Stored records
<<<<
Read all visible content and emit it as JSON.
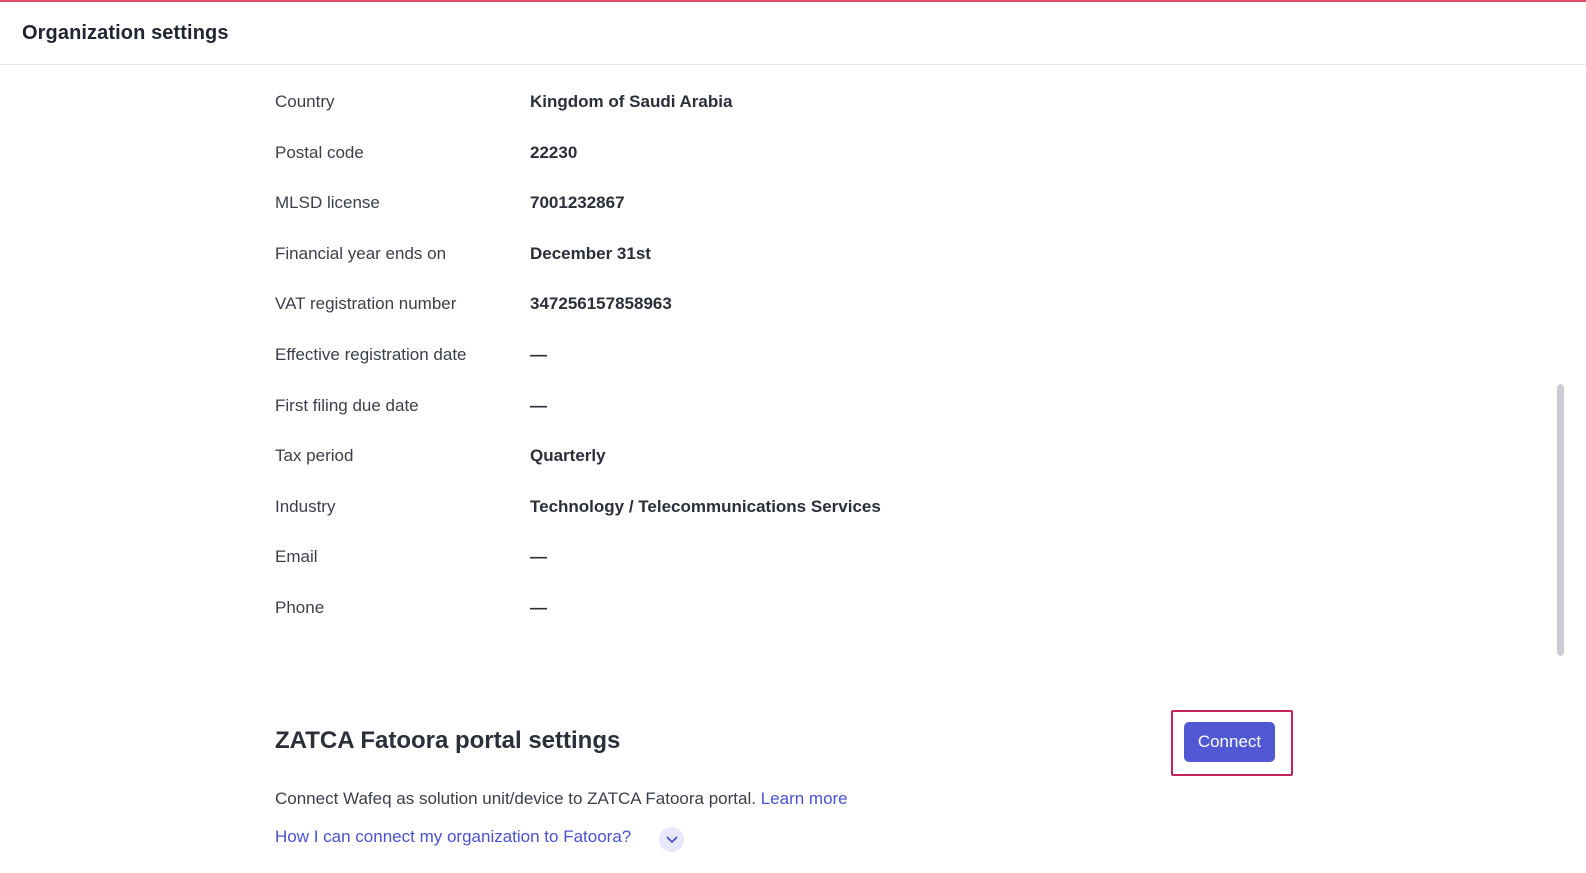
{
  "header": {
    "title": "Organization settings"
  },
  "details": {
    "rows": [
      {
        "label": "Country",
        "value": "Kingdom of Saudi Arabia"
      },
      {
        "label": "Postal code",
        "value": "22230"
      },
      {
        "label": "MLSD license",
        "value": "7001232867"
      },
      {
        "label": "Financial year ends on",
        "value": "December 31st"
      },
      {
        "label": "VAT registration number",
        "value": "347256157858963"
      },
      {
        "label": "Effective registration date",
        "value": "—"
      },
      {
        "label": "First filing due date",
        "value": "—"
      },
      {
        "label": "Tax period",
        "value": "Quarterly"
      },
      {
        "label": "Industry",
        "value": "Technology / Telecommunications Services"
      },
      {
        "label": "Email",
        "value": "—"
      },
      {
        "label": "Phone",
        "value": "—"
      }
    ]
  },
  "zatca": {
    "title": "ZATCA Fatoora portal settings",
    "connect_label": "Connect",
    "description": "Connect Wafeq as solution unit/device to ZATCA Fatoora portal.",
    "learn_more": "Learn more",
    "how_to": "How I can connect my organization to Fatoora?"
  },
  "icons": {
    "how_to_toggle": "chevron-down-icon"
  },
  "colors": {
    "accent_top": "#e34c6a",
    "primary": "#5158d4",
    "link": "#4a52d1",
    "focus_outline": "#c2245a"
  }
}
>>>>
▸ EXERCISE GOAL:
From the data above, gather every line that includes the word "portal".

▸ OUTPUT FOR THIS TASK:
    "title": "ZATCA Fatoora portal settings",
    "description": "Connect Wafeq as solution unit/device to ZATCA Fatoora portal.",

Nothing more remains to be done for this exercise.